__INSTRUCTIONS FOR THE TASK__: The copy you give must match the records exactly, except that it holds no images.

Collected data
<<<<

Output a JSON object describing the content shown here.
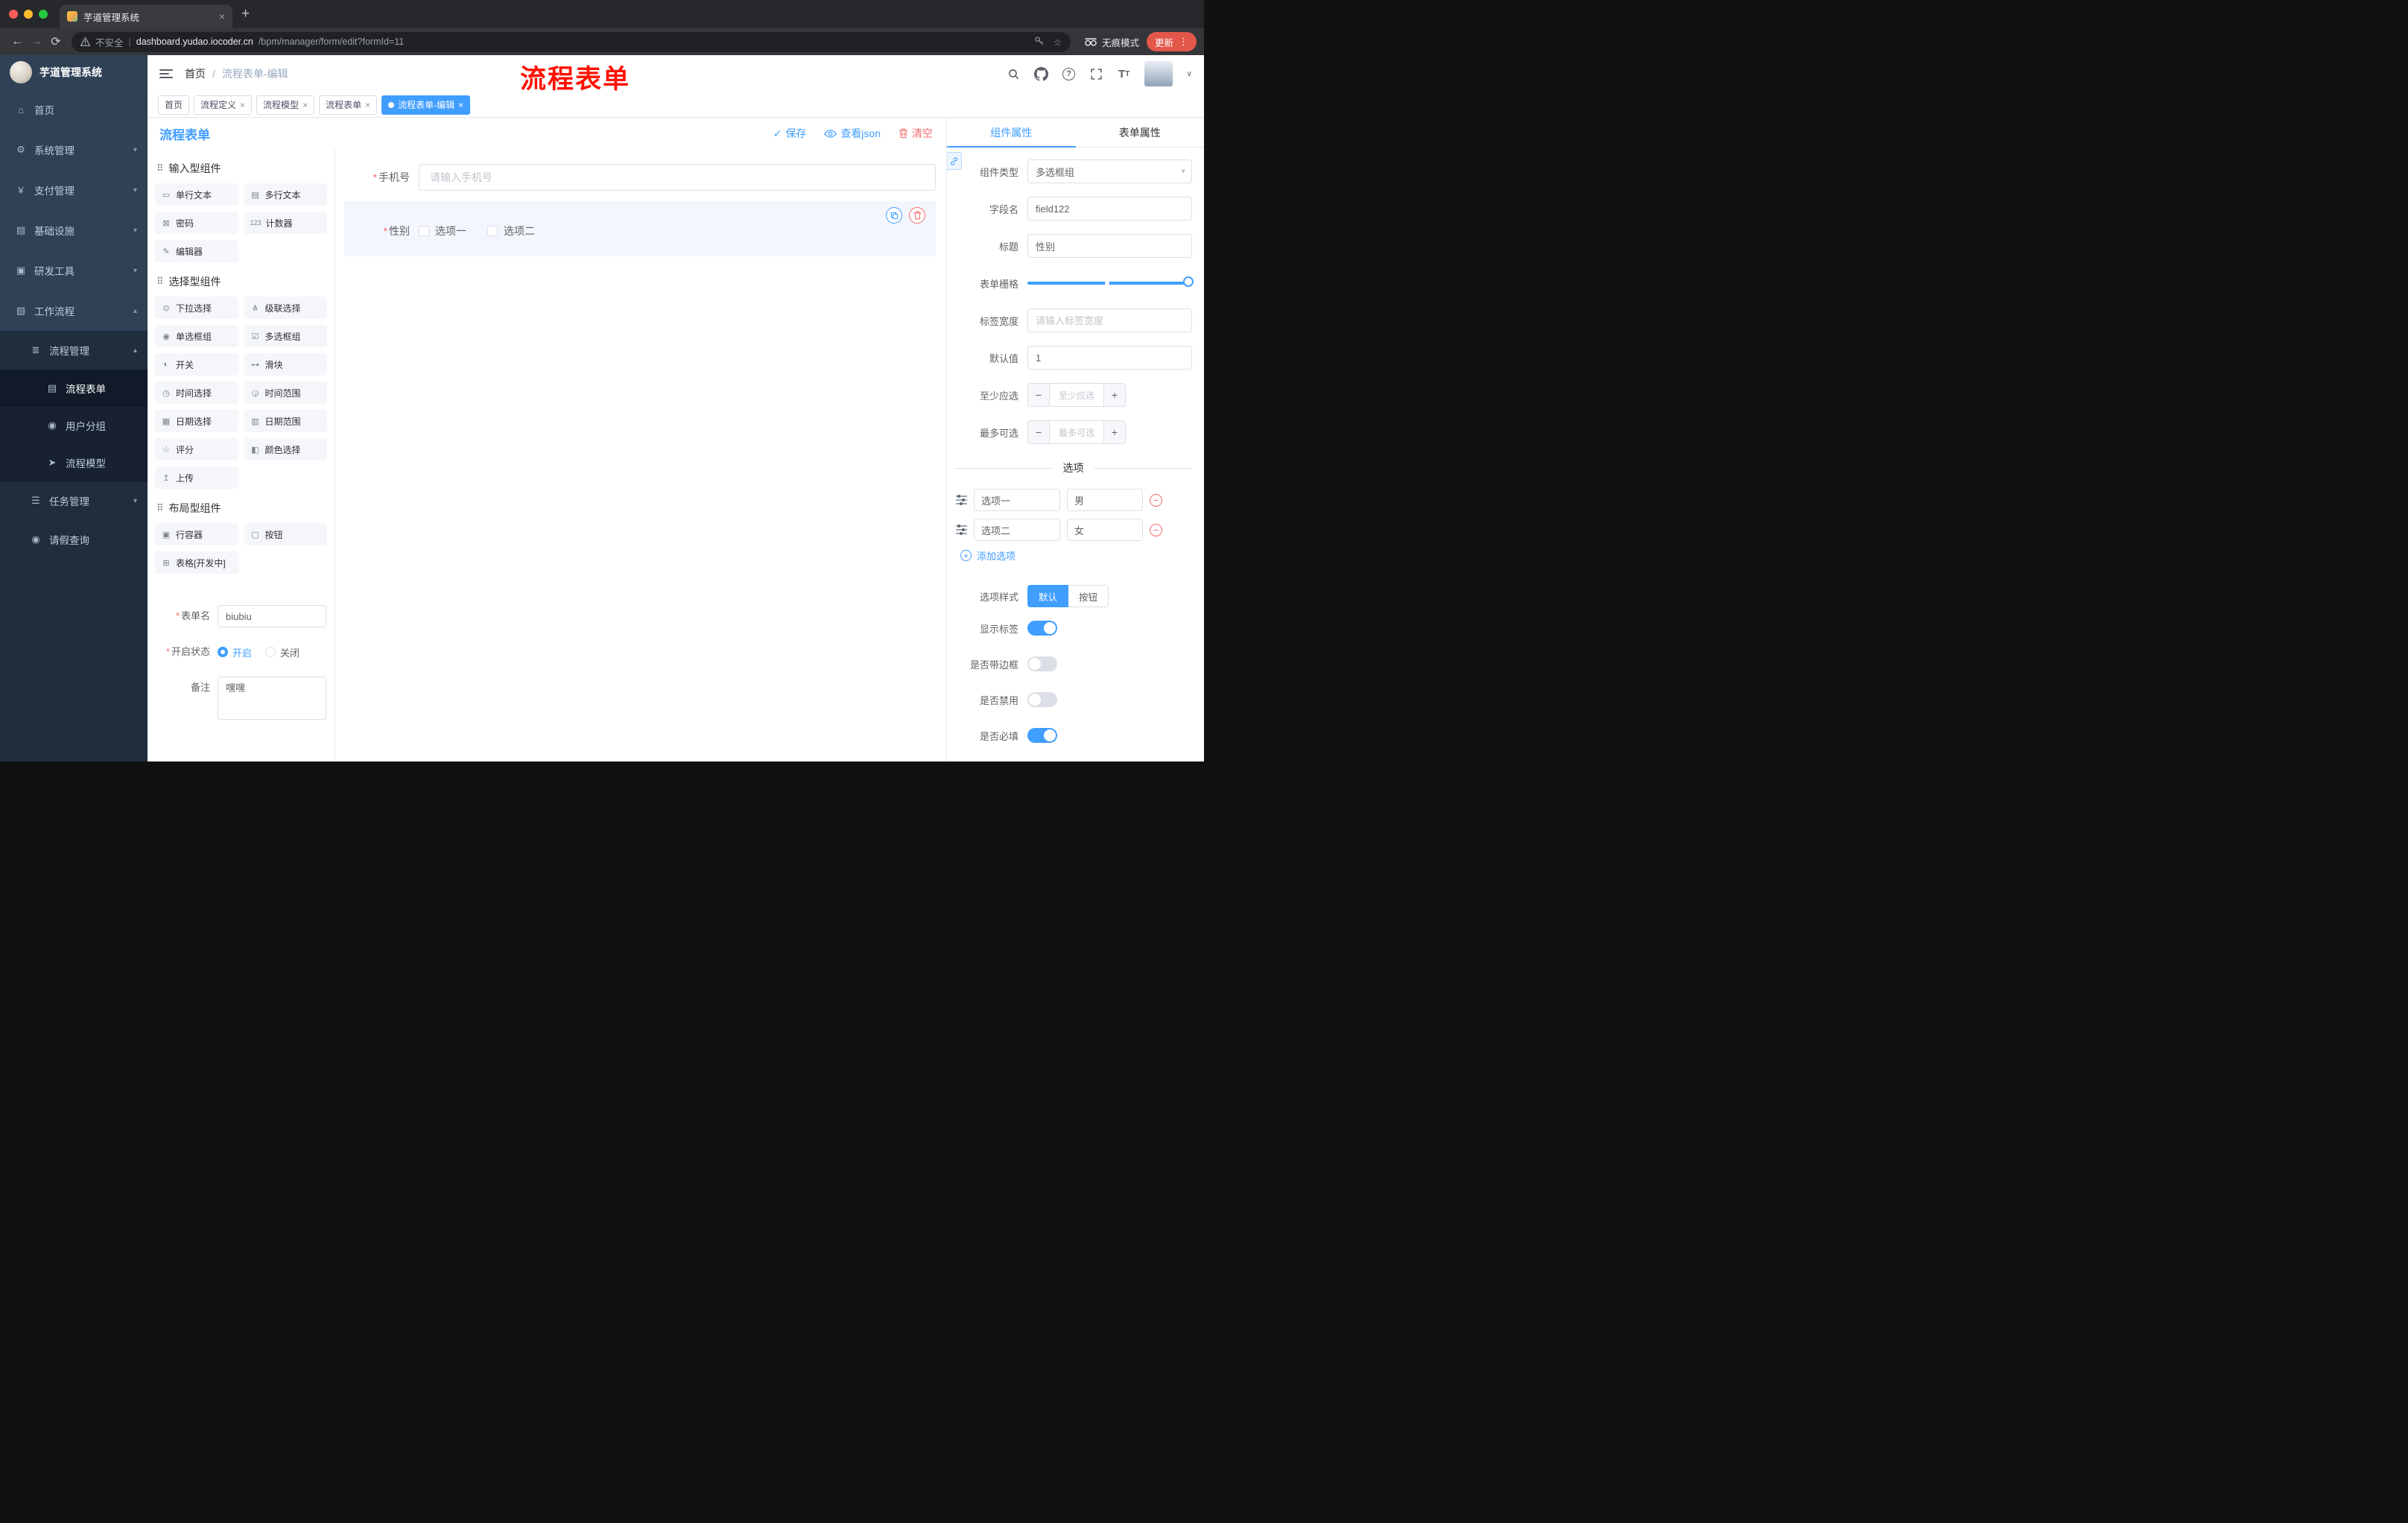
{
  "colors": {
    "accent": "#409eff",
    "danger": "#f56c6c",
    "annotation": "#fe1100",
    "sidebar_bg": "#304156",
    "tag_active_bg": "#409eff",
    "update_pill_bg": "#e3574a"
  },
  "icons": {
    "close": "×",
    "plus": "+",
    "back": "←",
    "forward": "→",
    "reload": "⟳",
    "star": "☆",
    "menu_dots": "⋮",
    "caret_down": "▾",
    "caret_up": "▴",
    "check": "✓",
    "divider": "|",
    "minus": "−",
    "add": "+",
    "question": "?",
    "tsize_big": "T",
    "tsize_small": "T",
    "av_caret": "∨"
  },
  "browser": {
    "tab_title": "芋道管理系统",
    "security_label": "不安全",
    "url_domain": "dashboard.yudao.iocoder.cn",
    "url_path": "/bpm/manager/form/edit?formId=11",
    "incognito_label": "无痕模式",
    "update_label": "更新"
  },
  "sidebar": {
    "logo_title": "芋道管理系统",
    "items": [
      {
        "label": "首页",
        "icon": "⌂"
      },
      {
        "label": "系统管理",
        "icon": "⚙"
      },
      {
        "label": "支付管理",
        "icon": "¥"
      },
      {
        "label": "基础设施",
        "icon": "▤"
      },
      {
        "label": "研发工具",
        "icon": "▣"
      },
      {
        "label": "工作流程",
        "icon": "▧"
      },
      {
        "label": "流程管理",
        "icon": "≣"
      },
      {
        "label": "流程表单",
        "icon": "▤"
      },
      {
        "label": "用户分组",
        "icon": "◉"
      },
      {
        "label": "流程模型",
        "icon": "➤"
      },
      {
        "label": "任务管理",
        "icon": "☰"
      },
      {
        "label": "请假查询",
        "icon": "◉"
      }
    ]
  },
  "header": {
    "breadcrumb_home": "首页",
    "breadcrumb_sep": "/",
    "breadcrumb_current": "流程表单-编辑",
    "annotation": "流程表单"
  },
  "tags": [
    {
      "label": "首页"
    },
    {
      "label": "流程定义"
    },
    {
      "label": "流程模型"
    },
    {
      "label": "流程表单"
    },
    {
      "label": "流程表单-编辑"
    }
  ],
  "designer": {
    "title": "流程表单",
    "actions": {
      "save": "保存",
      "view_json": "查看json",
      "clear": "清空"
    },
    "palette": {
      "groups": [
        {
          "title": "输入型组件",
          "items": [
            {
              "label": "单行文本",
              "icon": "▭"
            },
            {
              "label": "多行文本",
              "icon": "▤"
            },
            {
              "label": "密码",
              "icon": "⊠"
            },
            {
              "label": "计数器",
              "icon": "123"
            },
            {
              "label": "编辑器",
              "icon": "✎"
            }
          ]
        },
        {
          "title": "选择型组件",
          "items": [
            {
              "label": "下拉选择",
              "icon": "⊙"
            },
            {
              "label": "级联选择",
              "icon": "⋔"
            },
            {
              "label": "单选框组",
              "icon": "◉"
            },
            {
              "label": "多选框组",
              "icon": "☑"
            },
            {
              "label": "开关",
              "icon": "◐"
            },
            {
              "label": "滑块",
              "icon": "⊶"
            },
            {
              "label": "时间选择",
              "icon": "◷"
            },
            {
              "label": "时间范围",
              "icon": "◶"
            },
            {
              "label": "日期选择",
              "icon": "▦"
            },
            {
              "label": "日期范围",
              "icon": "▥"
            },
            {
              "label": "评分",
              "icon": "☆"
            },
            {
              "label": "颜色选择",
              "icon": "◧"
            },
            {
              "label": "上传",
              "icon": "↥"
            }
          ]
        },
        {
          "title": "布局型组件",
          "items": [
            {
              "label": "行容器",
              "icon": "▣"
            },
            {
              "label": "按钮",
              "icon": "▢"
            },
            {
              "label": "表格[开发中]",
              "icon": "⊞"
            }
          ]
        }
      ]
    },
    "form_meta": {
      "name_label": "表单名",
      "name_value": "biubiu",
      "status_label": "开启状态",
      "status_options": [
        "开启",
        "关闭"
      ],
      "remark_label": "备注",
      "remark_value": "嘿嘿"
    },
    "canvas": {
      "phone": {
        "label": "手机号",
        "placeholder": "请输入手机号"
      },
      "gender": {
        "label": "性别",
        "options": [
          "选项一",
          "选项二"
        ]
      }
    }
  },
  "properties": {
    "tabs": [
      "组件属性",
      "表单属性"
    ],
    "component_type_label": "组件类型",
    "component_type_value": "多选框组",
    "field_label": "字段名",
    "field_value": "field122",
    "title_label": "标题",
    "title_value": "性别",
    "grid_label": "表单栅格",
    "label_width_label": "标签宽度",
    "label_width_placeholder": "请输入标签宽度",
    "default_label": "默认值",
    "default_value": "1",
    "min_label": "至少应选",
    "min_placeholder": "至少应选",
    "max_label": "最多可选",
    "max_placeholder": "最多可选",
    "options_title": "选项",
    "options": [
      {
        "label": "选项一",
        "value": "男"
      },
      {
        "label": "选项二",
        "value": "女"
      }
    ],
    "add_option": "添加选项",
    "style_label": "选项样式",
    "style_options": [
      "默认",
      "按钮"
    ],
    "switches": [
      {
        "label": "显示标签",
        "on": true
      },
      {
        "label": "是否带边框",
        "on": false
      },
      {
        "label": "是否禁用",
        "on": false
      },
      {
        "label": "是否必填",
        "on": true
      }
    ]
  }
}
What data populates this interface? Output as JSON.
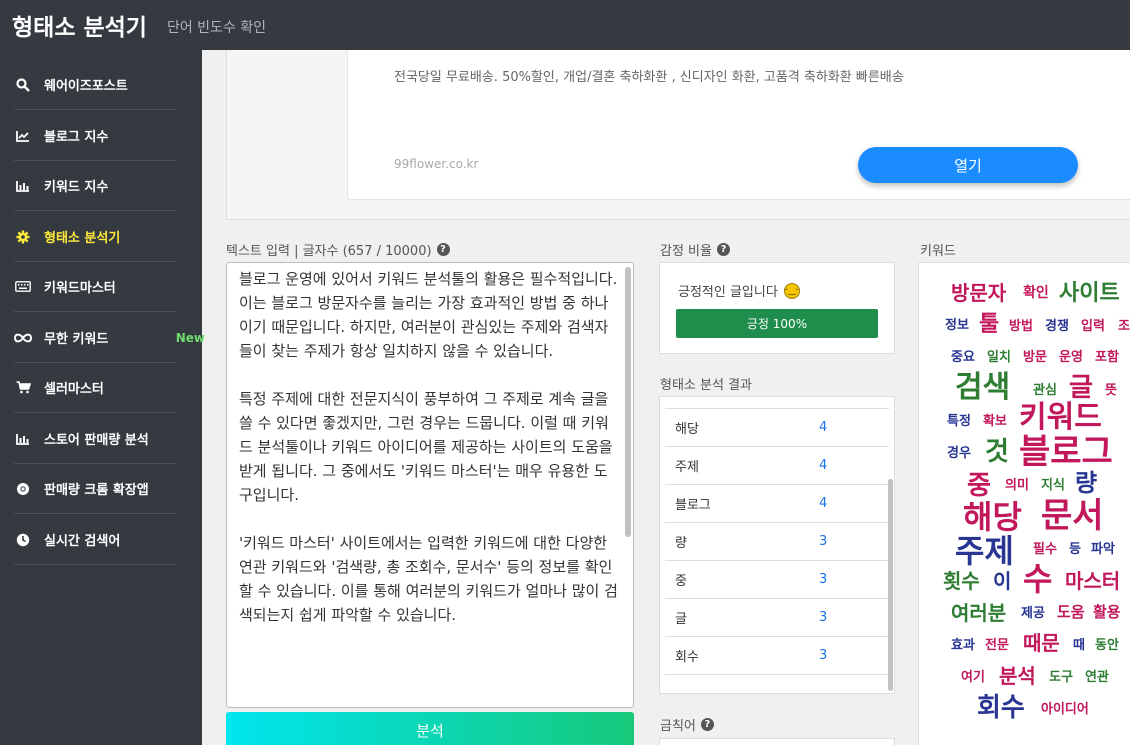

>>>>

__EXERCISE SOLUTION__:
Output a JSON object describing the content shown here.
{
  "colors": {
    "accent": "#409eff",
    "danger": "#f56c6c",
    "annotation": "#fe1100",
    "sidebar_bg": "#304156",
    "tag_active_bg": "#409eff",
    "update_pill_bg": "#e3574a"
  },
  "icons": {
    "close": "×",
    "plus": "+",
    "back": "←",
    "forward": "→",
    "reload": "⟳",
    "star": "☆",
    "menu_dots": "⋮",
    "caret_down": "▾",
    "caret_up": "▴",
    "check": "✓",
    "divider": "|",
    "minus": "−",
    "add": "+",
    "question": "?",
    "tsize_big": "T",
    "tsize_small": "T",
    "av_caret": "∨"
  },
  "browser": {
    "tab_title": "芋道管理系统",
    "security_label": "不安全",
    "url_domain": "dashboard.yudao.iocoder.cn",
    "url_path": "/bpm/manager/form/edit?formId=11",
    "incognito_label": "无痕模式",
    "update_label": "更新"
  },
  "sidebar": {
    "logo_title": "芋道管理系统",
    "items": [
      {
        "label": "首页",
        "icon": "⌂"
      },
      {
        "label": "系统管理",
        "icon": "⚙"
      },
      {
        "label": "支付管理",
        "icon": "¥"
      },
      {
        "label": "基础设施",
        "icon": "▤"
      },
      {
        "label": "研发工具",
        "icon": "▣"
      },
      {
        "label": "工作流程",
        "icon": "▧"
      },
      {
        "label": "流程管理",
        "icon": "≣"
      },
      {
        "label": "流程表单",
        "icon": "▤"
      },
      {
        "label": "用户分组",
        "icon": "◉"
      },
      {
        "label": "流程模型",
        "icon": "➤"
      },
      {
        "label": "任务管理",
        "icon": "☰"
      },
      {
        "label": "请假查询",
        "icon": "◉"
      }
    ]
  },
  "header": {
    "breadcrumb_home": "首页",
    "breadcrumb_sep": "/",
    "breadcrumb_current": "流程表单-编辑",
    "annotation": "流程表单"
  },
  "tags": [
    {
      "label": "首页"
    },
    {
      "label": "流程定义"
    },
    {
      "label": "流程模型"
    },
    {
      "label": "流程表单"
    },
    {
      "label": "流程表单-编辑"
    }
  ],
  "designer": {
    "title": "流程表单",
    "actions": {
      "save": "保存",
      "view_json": "查看json",
      "clear": "清空"
    },
    "palette": {
      "groups": [
        {
          "title": "输入型组件",
          "items": [
            {
              "label": "单行文本",
              "icon": "▭"
            },
            {
              "label": "多行文本",
              "icon": "▤"
            },
            {
              "label": "密码",
              "icon": "⊠"
            },
            {
              "label": "计数器",
              "icon": "123"
            },
            {
              "label": "编辑器",
              "icon": "✎"
            }
          ]
        },
        {
          "title": "选择型组件",
          "items": [
            {
              "label": "下拉选择",
              "icon": "⊙"
            },
            {
              "label": "级联选择",
              "icon": "⋔"
            },
            {
              "label": "单选框组",
              "icon": "◉"
            },
            {
              "label": "多选框组",
              "icon": "☑"
            },
            {
              "label": "开关",
              "icon": "◐"
            },
            {
              "label": "滑块",
              "icon": "⊶"
            },
            {
              "label": "时间选择",
              "icon": "◷"
            },
            {
              "label": "时间范围",
              "icon": "◶"
            },
            {
              "label": "日期选择",
              "icon": "▦"
            },
            {
              "label": "日期范围",
              "icon": "▥"
            },
            {
              "label": "评分",
              "icon": "☆"
            },
            {
              "label": "颜色选择",
              "icon": "◧"
            },
            {
              "label": "上传",
              "icon": "↥"
            }
          ]
        },
        {
          "title": "布局型组件",
          "items": [
            {
              "label": "行容器",
              "icon": "▣"
            },
            {
              "label": "按钮",
              "icon": "▢"
            },
            {
              "label": "表格[开发中]",
              "icon": "⊞"
            }
          ]
        }
      ]
    },
    "form_meta": {
      "name_label": "表单名",
      "name_value": "biubiu",
      "status_label": "开启状态",
      "status_options": [
        "开启",
        "关闭"
      ],
      "remark_label": "备注",
      "remark_value": "嘿嘿"
    },
    "canvas": {
      "phone": {
        "label": "手机号",
        "placeholder": "请输入手机号"
      },
      "gender": {
        "label": "性别",
        "options": [
          "选项一",
          "选项二"
        ]
      }
    }
  },
  "properties": {
    "tabs": [
      "组件属性",
      "表单属性"
    ],
    "component_type_label": "组件类型",
    "component_type_value": "多选框组",
    "field_label": "字段名",
    "field_value": "field122",
    "title_label": "标题",
    "title_value": "性别",
    "grid_label": "表单栅格",
    "label_width_label": "标签宽度",
    "label_width_placeholder": "请输入标签宽度",
    "default_label": "默认值",
    "default_value": "1",
    "min_label": "至少应选",
    "min_placeholder": "至少应选",
    "max_label": "最多可选",
    "max_placeholder": "最多可选",
    "options_title": "选项",
    "options": [
      {
        "label": "选项一",
        "value": "男"
      },
      {
        "label": "选项二",
        "value": "女"
      }
    ],
    "add_option": "添加选项",
    "style_label": "选项样式",
    "style_options": [
      "默认",
      "按钮"
    ],
    "switches": [
      {
        "label": "显示标签",
        "on": true
      },
      {
        "label": "是否带边框",
        "on": false
      },
      {
        "label": "是否禁用",
        "on": false
      },
      {
        "label": "是否必填",
        "on": true
      }
    ]
  }
}
What data populates this interface? Output as JSON.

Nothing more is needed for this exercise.